The potentially confusing factor is that the organization's cost to acquire the items applies only to this single provision, having to do with providing low-cost items bearing the institution's name or logo, provided in return for a gift of at least a minimum (inflation-adjusted) amount.
In all other quid pro quo situations, the benefit is treated at its Fair Market Value (FMV), and not at the organization's cost.
(You may be interested to learn that this low-cost item provision has its roots in a slightly different context, that of an organization sending out some item as part of a gift solicitation, in anticipation of receiving a gift, the predecessor to the current ubiquitous practice of sending out return address labels with the solicitation, perhaps. The concern was that, if the charity sent out something valuable enough, a gift in return wasn't necessarily entirely charitable, so the tax code limited the value of what could be sent out in this sort of enticement. That was later applied to the now-more-common sequence, where we receive a gift and send a low-cost item in response.
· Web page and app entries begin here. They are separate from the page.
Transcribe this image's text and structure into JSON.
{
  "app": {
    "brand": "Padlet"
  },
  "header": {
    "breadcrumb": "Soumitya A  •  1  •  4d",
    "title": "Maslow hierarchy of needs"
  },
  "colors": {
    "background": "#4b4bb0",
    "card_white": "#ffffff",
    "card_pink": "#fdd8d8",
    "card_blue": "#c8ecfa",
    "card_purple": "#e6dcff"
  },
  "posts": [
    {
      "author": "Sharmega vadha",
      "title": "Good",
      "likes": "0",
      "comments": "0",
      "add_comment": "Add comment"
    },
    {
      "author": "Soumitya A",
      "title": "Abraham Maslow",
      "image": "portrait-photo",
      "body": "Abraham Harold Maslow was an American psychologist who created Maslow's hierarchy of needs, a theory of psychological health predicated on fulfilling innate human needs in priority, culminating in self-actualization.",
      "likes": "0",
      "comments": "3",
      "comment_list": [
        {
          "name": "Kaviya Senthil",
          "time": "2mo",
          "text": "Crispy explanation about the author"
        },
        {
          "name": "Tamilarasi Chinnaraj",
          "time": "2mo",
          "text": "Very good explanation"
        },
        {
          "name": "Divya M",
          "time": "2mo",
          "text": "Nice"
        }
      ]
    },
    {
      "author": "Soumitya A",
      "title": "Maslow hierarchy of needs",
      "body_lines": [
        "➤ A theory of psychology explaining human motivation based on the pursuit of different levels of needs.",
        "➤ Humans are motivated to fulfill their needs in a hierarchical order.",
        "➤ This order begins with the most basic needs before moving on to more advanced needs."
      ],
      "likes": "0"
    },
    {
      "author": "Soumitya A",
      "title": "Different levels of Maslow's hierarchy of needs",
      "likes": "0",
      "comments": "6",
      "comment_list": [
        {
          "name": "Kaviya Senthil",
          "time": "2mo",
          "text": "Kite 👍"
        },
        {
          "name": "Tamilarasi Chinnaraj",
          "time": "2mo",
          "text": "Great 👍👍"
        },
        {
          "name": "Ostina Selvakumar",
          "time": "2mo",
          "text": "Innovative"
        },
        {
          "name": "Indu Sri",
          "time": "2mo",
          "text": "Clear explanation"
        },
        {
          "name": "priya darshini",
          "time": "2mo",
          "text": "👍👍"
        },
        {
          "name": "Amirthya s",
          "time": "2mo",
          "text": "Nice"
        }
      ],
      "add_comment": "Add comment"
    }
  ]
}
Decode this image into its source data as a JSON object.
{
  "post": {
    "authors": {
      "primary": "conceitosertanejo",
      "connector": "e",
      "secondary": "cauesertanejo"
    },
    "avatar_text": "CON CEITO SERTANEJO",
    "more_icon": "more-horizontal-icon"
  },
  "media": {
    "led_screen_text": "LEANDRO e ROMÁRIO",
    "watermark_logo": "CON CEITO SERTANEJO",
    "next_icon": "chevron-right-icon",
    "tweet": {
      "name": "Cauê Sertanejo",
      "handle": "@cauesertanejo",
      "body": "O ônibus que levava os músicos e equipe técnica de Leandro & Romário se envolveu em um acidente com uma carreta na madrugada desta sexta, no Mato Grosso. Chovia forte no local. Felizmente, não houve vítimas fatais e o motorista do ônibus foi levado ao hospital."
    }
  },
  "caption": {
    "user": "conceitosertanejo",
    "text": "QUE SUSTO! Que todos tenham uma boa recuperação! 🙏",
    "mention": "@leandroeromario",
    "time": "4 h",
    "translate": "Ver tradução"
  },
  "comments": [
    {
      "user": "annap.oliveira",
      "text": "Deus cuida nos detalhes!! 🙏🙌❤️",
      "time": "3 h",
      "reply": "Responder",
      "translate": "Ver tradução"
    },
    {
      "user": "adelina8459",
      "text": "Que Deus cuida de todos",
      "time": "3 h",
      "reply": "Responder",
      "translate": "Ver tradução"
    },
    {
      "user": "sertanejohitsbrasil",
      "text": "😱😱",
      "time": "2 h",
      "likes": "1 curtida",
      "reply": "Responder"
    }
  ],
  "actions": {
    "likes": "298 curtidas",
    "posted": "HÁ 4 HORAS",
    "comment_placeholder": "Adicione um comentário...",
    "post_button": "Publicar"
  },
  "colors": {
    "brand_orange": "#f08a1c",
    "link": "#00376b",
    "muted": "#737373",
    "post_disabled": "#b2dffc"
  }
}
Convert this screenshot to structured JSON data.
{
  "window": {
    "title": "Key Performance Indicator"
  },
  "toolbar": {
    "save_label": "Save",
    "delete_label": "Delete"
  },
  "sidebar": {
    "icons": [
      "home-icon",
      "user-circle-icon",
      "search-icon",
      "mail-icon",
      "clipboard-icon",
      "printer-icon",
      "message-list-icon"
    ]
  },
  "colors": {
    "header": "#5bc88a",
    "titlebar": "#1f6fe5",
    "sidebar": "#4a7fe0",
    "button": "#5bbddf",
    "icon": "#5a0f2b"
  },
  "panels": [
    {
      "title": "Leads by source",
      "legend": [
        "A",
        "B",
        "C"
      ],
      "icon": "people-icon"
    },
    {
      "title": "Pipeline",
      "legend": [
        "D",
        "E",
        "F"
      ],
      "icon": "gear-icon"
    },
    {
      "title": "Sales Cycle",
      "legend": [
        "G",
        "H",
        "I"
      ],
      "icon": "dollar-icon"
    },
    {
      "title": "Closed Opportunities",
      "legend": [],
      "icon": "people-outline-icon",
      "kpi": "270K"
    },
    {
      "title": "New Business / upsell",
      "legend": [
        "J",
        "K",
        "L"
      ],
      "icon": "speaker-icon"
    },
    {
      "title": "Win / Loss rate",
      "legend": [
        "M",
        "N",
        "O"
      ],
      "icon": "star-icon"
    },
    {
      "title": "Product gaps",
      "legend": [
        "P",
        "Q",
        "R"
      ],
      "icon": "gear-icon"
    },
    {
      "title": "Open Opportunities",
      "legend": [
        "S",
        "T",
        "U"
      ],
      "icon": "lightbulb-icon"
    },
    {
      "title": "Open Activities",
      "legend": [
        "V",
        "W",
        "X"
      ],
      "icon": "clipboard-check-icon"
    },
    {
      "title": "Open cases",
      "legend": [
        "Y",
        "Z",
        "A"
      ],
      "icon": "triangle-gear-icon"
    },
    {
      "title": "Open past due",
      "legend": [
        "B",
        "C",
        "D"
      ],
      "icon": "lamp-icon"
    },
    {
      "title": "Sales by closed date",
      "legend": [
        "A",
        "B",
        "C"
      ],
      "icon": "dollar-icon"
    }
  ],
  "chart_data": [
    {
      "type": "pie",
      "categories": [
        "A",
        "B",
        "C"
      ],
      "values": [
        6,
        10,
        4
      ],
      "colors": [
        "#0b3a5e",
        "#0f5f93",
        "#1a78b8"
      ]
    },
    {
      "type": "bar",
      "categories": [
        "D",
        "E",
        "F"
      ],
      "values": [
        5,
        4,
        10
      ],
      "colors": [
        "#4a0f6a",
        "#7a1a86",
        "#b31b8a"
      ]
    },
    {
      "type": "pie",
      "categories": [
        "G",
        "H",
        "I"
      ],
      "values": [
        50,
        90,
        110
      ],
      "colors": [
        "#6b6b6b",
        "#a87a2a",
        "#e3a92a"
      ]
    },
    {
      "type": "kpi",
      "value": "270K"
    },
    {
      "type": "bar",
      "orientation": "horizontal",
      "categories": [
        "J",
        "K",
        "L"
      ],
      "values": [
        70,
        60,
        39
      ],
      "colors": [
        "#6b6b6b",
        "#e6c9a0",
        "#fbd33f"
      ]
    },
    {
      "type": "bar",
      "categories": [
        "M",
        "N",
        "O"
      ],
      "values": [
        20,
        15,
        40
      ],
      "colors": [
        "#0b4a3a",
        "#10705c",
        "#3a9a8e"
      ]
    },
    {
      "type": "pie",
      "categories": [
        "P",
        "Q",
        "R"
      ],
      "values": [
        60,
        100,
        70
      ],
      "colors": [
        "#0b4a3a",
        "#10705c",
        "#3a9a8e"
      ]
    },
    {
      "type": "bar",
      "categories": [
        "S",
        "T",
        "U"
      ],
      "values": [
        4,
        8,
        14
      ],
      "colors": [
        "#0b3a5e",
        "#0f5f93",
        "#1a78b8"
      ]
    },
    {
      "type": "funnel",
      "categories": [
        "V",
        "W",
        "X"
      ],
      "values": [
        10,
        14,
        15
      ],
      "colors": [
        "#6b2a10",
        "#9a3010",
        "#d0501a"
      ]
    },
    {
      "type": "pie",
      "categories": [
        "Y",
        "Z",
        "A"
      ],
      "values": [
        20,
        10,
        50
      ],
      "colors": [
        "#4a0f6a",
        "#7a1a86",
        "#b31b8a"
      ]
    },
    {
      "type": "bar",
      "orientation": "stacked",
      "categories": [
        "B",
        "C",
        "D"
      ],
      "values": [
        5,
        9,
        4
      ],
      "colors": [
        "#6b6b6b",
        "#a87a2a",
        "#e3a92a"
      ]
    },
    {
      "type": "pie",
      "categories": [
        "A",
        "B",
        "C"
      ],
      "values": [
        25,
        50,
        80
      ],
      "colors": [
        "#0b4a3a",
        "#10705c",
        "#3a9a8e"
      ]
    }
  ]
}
That is also why this one provision references a different part of the tax code than where we find most of what governs charitable contributions.)
My US$0.02 worth; the usual disclaimers apply.
Alan S. Hejnal (he/him/his)
Data Quality Manager